I recently had dinner with friends of mine who spent most of their lives in the former Soviet Union (Now, Russia). We found ourselves discussing the demeanor of a teacher their daughter (who happens to be my newest intern) had in their local public school. These parents, who are intelligent and reasonable people, were appalled at the teacher's casual approach; the man often sat on a table in the front of the room, rather than in a chair. Not knowing the man and never having seen him teach, I tried to defend him (mind you, I never had the experience of seeing him carry out these behaviors, and what one teacher can pull off and do with grace and elegance another cannot even attempt without instantly giving the students the sense that they're watching a buffoon).

I expressed that I would rather see a teacher sit on the edge of his desk in the front (or nearby table) so that he could make eye contact with all students, including the ones who might otherwise have a relatively easy time hiding in the back, over a teacher who sits elegantly at his desk while giving his lecture to the first couple of rows and whoever else he could occasionally glimpse when a front-row student sneezed or moved positions unexpectedly. Most often – though not always – I would reserve judgment on the 'manners' of a particular teacher's seating habits until after a semester's results are in. If sitting on the table is an important element for a teacher in reaching more students in a classroom, well, I think that's a trade-off worth making; besides, it's never too early for students to learn a very important lesson: Among sophisticated societies, manners and etiquette are more complicated than a mere copy-the-role-model hierarchy; much is to be learned by developing understanding of the range of appropriate behaviors that are not uniform but are related to the various roles of the players.
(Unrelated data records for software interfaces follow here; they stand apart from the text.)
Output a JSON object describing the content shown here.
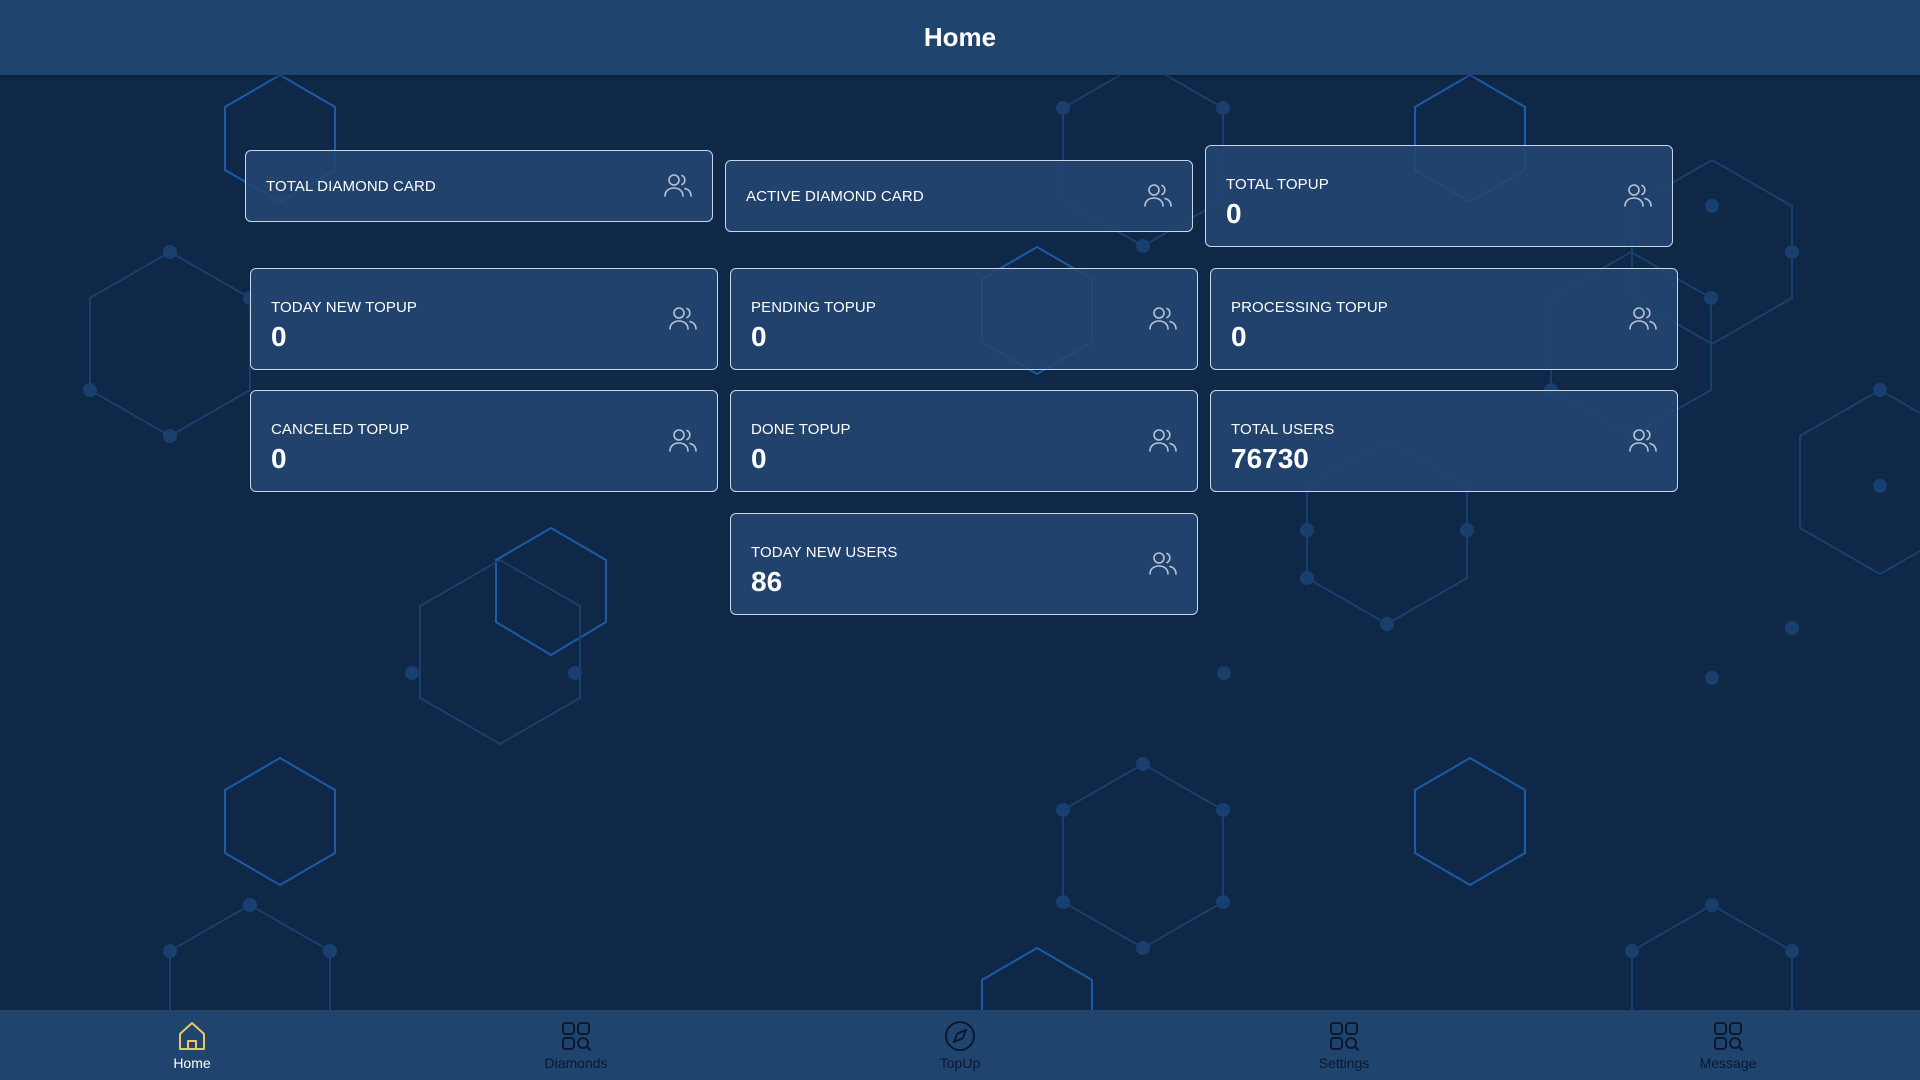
{
  "header": {
    "title": "Home"
  },
  "cards": {
    "total_diamond_card": {
      "label": "TOTAL DIAMOND CARD",
      "icon": "users-icon"
    },
    "active_diamond_card": {
      "label": "ACTIVE DIAMOND CARD",
      "icon": "users-icon"
    },
    "total_topup": {
      "label": "TOTAL TOPUP",
      "value": "0",
      "icon": "users-icon"
    },
    "today_new_topup": {
      "label": "TODAY NEW TOPUP",
      "value": "0",
      "icon": "users-icon"
    },
    "pending_topup": {
      "label": "PENDING TOPUP",
      "value": "0",
      "icon": "users-icon"
    },
    "processing_topup": {
      "label": "PROCESSING TOPUP",
      "value": "0",
      "icon": "users-icon"
    },
    "canceled_topup": {
      "label": "CANCELED TOPUP",
      "value": "0",
      "icon": "users-icon"
    },
    "done_topup": {
      "label": "DONE TOPUP",
      "value": "0",
      "icon": "users-icon"
    },
    "total_users": {
      "label": "TOTAL USERS",
      "value": "76730",
      "icon": "users-icon"
    },
    "today_new_users": {
      "label": "TODAY NEW USERS",
      "value": "86",
      "icon": "users-icon"
    }
  },
  "bottom_nav": {
    "active": "Home",
    "items": [
      {
        "label": "Home",
        "icon": "home-icon"
      },
      {
        "label": "Diamonds",
        "icon": "grid-search-icon"
      },
      {
        "label": "TopUp",
        "icon": "compass-icon"
      },
      {
        "label": "Settings",
        "icon": "grid-search-icon"
      },
      {
        "label": "Message",
        "icon": "grid-search-icon"
      }
    ]
  },
  "colors": {
    "background": "#0f2847",
    "header": "#1f446e",
    "card": "#234673",
    "card_border": "#c8d6ea",
    "hex_pattern": "#1d5aa8",
    "active_nav_icon": "#e8c56a",
    "nav_label": "#0b1830"
  }
}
Hosts, for example, can end one phase of an evening by announcing, 'And now we shall sit down for dessert', while a guest typically should not; likewise a teacher need not raise a hand to interrupt a student's argument to help clarify a point, whereas a student typically should. Teachers have a more complicated task than does any particular student, and students should stay in their seats unless permission is granted to sit elsewhere, but teachers should get out of their seats, move about, and change vantage points, ruled by a combination of his/her teaching experience and instinct.

Hope this helps,